Minnesota officials are asking physicians and nurses to help identify when financial scams hit their older patients. Commerce commissioner Mike Rothman says his department is sponsoring the education program. Rothman said as many as one third of Minnesota's elderly in their 70s suffer from some form of dementia, from mild to severe.
"This will help train medical professionals, doctors and nurses, to help identify when seniors are financially stressed and to help them get the assistance they need to stop the epidemic of financial abuse of our elderly citizens," Rothman said.
The program is known as the EIFFE Prevention Program. It was developed by the nonprofit Investor Protection Trust and a number of independent, nonprofit investing advice groups as well as medical organizations, such as the American Geriatric Society.
Rothman says the program is used in more than two dozen states, where he says it has won the support of medical personnel.
"When you, people go the doctor one of the questions on an intake form might be, "have you had any financial stress lately," and if so then the doctor can follow up and then they can figure out if there's too much and if something bad financially has happened to them," Rothman said.

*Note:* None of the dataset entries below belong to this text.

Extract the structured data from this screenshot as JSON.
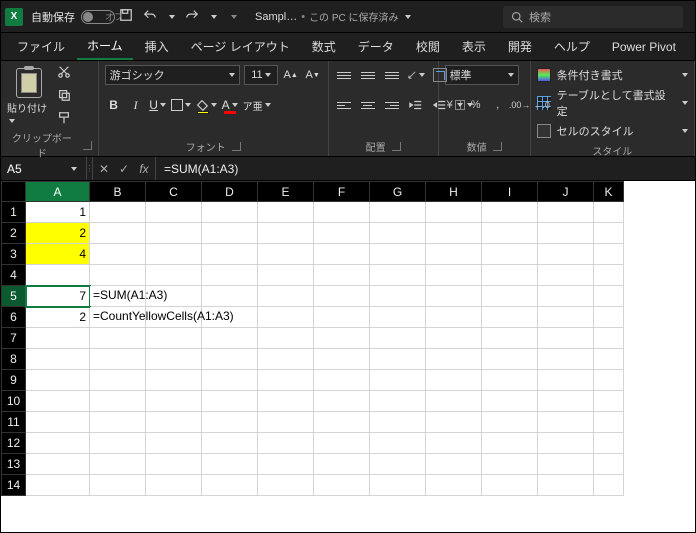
{
  "titlebar": {
    "autosave_label": "自動保存",
    "autosave_state": "オフ",
    "filename": "Sampl…",
    "saved_status": "この PC に保存済み",
    "search_placeholder": "検索"
  },
  "tabs": [
    "ファイル",
    "ホーム",
    "挿入",
    "ページ レイアウト",
    "数式",
    "データ",
    "校閲",
    "表示",
    "開発",
    "ヘルプ",
    "Power Pivot"
  ],
  "active_tab_index": 1,
  "ribbon": {
    "clipboard": {
      "paste": "貼り付け",
      "label": "クリップボード"
    },
    "font": {
      "name": "游ゴシック",
      "size": "11",
      "label": "フォント",
      "fill_color": "#ffff00",
      "font_color": "#ff0000"
    },
    "alignment": {
      "label": "配置"
    },
    "number": {
      "format": "標準",
      "label": "数値"
    },
    "styles": {
      "cond_fmt": "条件付き書式",
      "table_fmt": "テーブルとして書式設定",
      "cell_styles": "セルのスタイル",
      "label": "スタイル"
    }
  },
  "fxbar": {
    "name": "A5",
    "formula": "=SUM(A1:A3)"
  },
  "sheet": {
    "columns": [
      "A",
      "B",
      "C",
      "D",
      "E",
      "F",
      "G",
      "H",
      "I",
      "J",
      "K"
    ],
    "rows": [
      "1",
      "2",
      "3",
      "4",
      "5",
      "6",
      "7",
      "8",
      "9",
      "10",
      "11",
      "12",
      "13",
      "14"
    ],
    "selected": {
      "col": "A",
      "row": "5"
    },
    "cells": {
      "A1": {
        "v": "1",
        "t": "num"
      },
      "A2": {
        "v": "2",
        "t": "num",
        "fill": "yellow"
      },
      "A3": {
        "v": "4",
        "t": "num",
        "fill": "yellow"
      },
      "A5": {
        "v": "7",
        "t": "num",
        "active": true
      },
      "B5": {
        "v": "=SUM(A1:A3)",
        "t": "text",
        "overflow": true
      },
      "A6": {
        "v": "2",
        "t": "num"
      },
      "B6": {
        "v": "=CountYellowCells(A1:A3)",
        "t": "text",
        "overflow": true
      }
    }
  },
  "chart_data": {
    "type": "table",
    "description": "Spreadsheet cells visible in the Excel grid",
    "columns": [
      "A",
      "B"
    ],
    "rows": [
      {
        "row": 1,
        "A": 1
      },
      {
        "row": 2,
        "A": 2
      },
      {
        "row": 3,
        "A": 4
      },
      {
        "row": 5,
        "A": 7,
        "B": "=SUM(A1:A3)"
      },
      {
        "row": 6,
        "A": 2,
        "B": "=CountYellowCells(A1:A3)"
      }
    ]
  }
}
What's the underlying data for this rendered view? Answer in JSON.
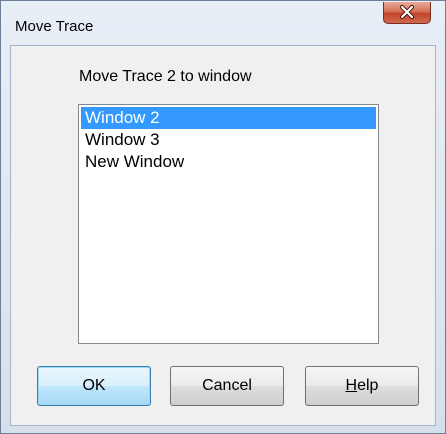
{
  "window": {
    "title": "Move Trace",
    "close_icon": "close-icon"
  },
  "dialog": {
    "prompt": "Move Trace 2 to window",
    "list": {
      "items": [
        {
          "label": "Window 2",
          "selected": true
        },
        {
          "label": "Window 3",
          "selected": false
        },
        {
          "label": "New Window",
          "selected": false
        }
      ]
    },
    "buttons": {
      "ok": "OK",
      "cancel": "Cancel",
      "help_mnemonic": "H",
      "help_rest": "elp"
    }
  },
  "colors": {
    "selection": "#3399ff",
    "close_button": "#c3432a"
  }
}
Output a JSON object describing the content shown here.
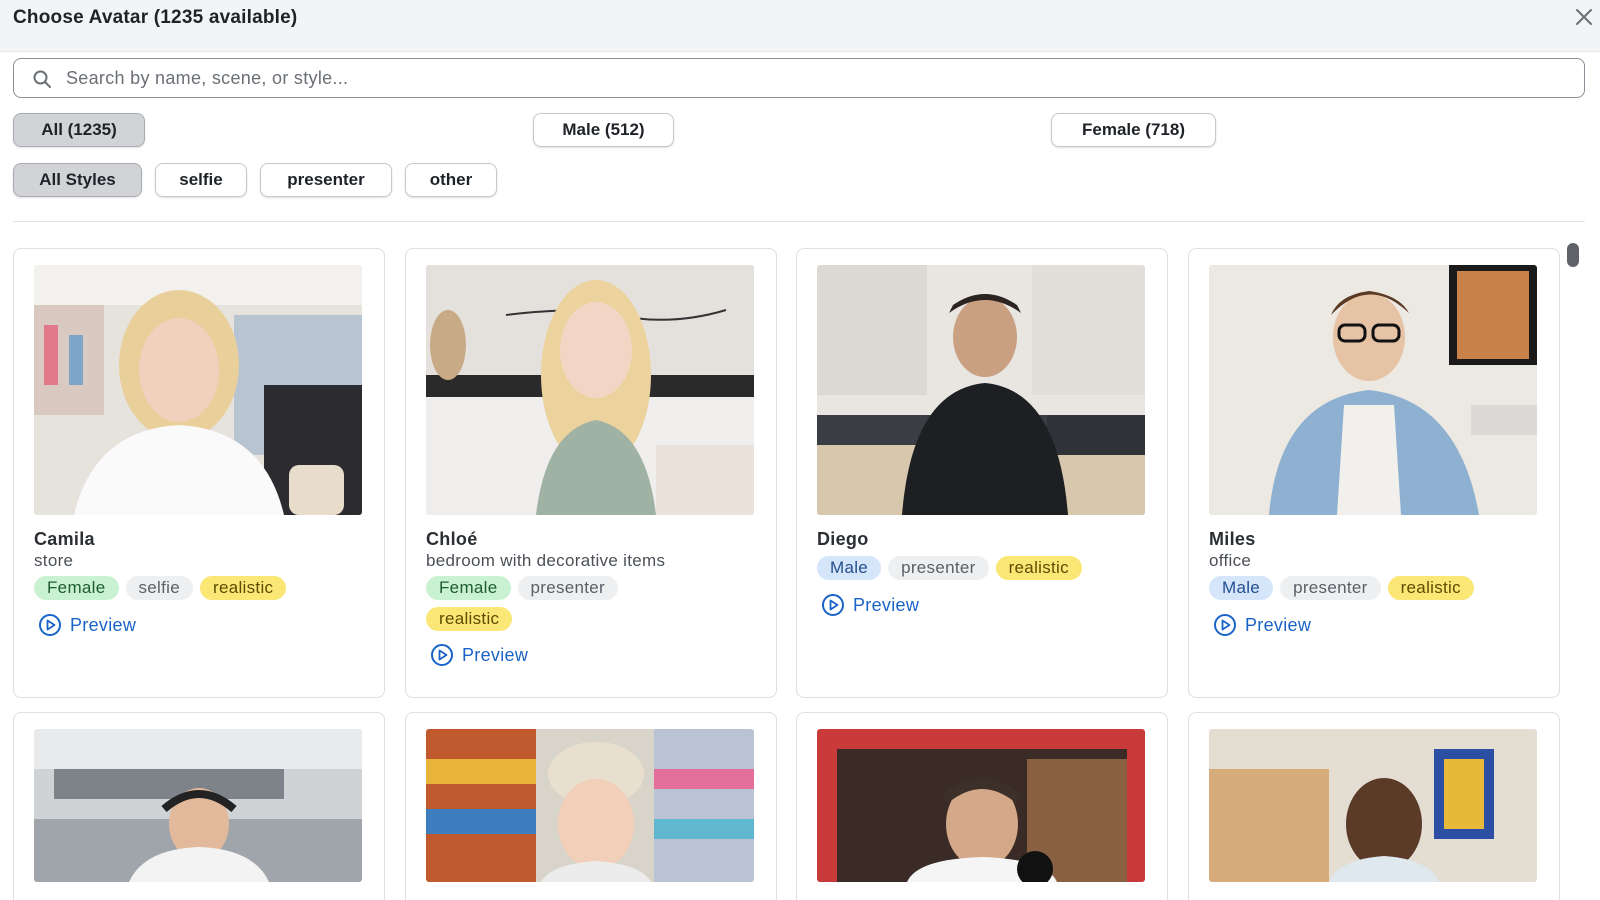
{
  "dialog": {
    "title": "Choose Avatar (1235 available)"
  },
  "search": {
    "placeholder": "Search by name, scene, or style..."
  },
  "gender_filters": [
    {
      "label": "All (1235)",
      "active": true
    },
    {
      "label": "Male (512)",
      "active": false
    },
    {
      "label": "Female (718)",
      "active": false
    }
  ],
  "style_filters": [
    {
      "label": "All Styles",
      "active": true
    },
    {
      "label": "selfie",
      "active": false
    },
    {
      "label": "presenter",
      "active": false
    },
    {
      "label": "other",
      "active": false
    }
  ],
  "avatars": [
    {
      "name": "Camila",
      "scene": "store",
      "tags": [
        "Female",
        "selfie",
        "realistic"
      ],
      "preview_label": "Preview"
    },
    {
      "name": "Chloé",
      "scene": "bedroom with decorative items",
      "tags": [
        "Female",
        "presenter",
        "realistic"
      ],
      "preview_label": "Preview"
    },
    {
      "name": "Diego",
      "scene": "",
      "tags": [
        "Male",
        "presenter",
        "realistic"
      ],
      "preview_label": "Preview"
    },
    {
      "name": "Miles",
      "scene": "office",
      "tags": [
        "Male",
        "presenter",
        "realistic"
      ],
      "preview_label": "Preview"
    }
  ],
  "colors": {
    "accent": "#1a63c7",
    "female_tag": "#c9f2d2",
    "male_tag": "#d5e6fb",
    "realistic_tag": "#fbe776",
    "style_tag": "#eeeff1"
  }
}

The anti-scam program will teach medical staff to call to the government offices which can help people who may have been defrauded.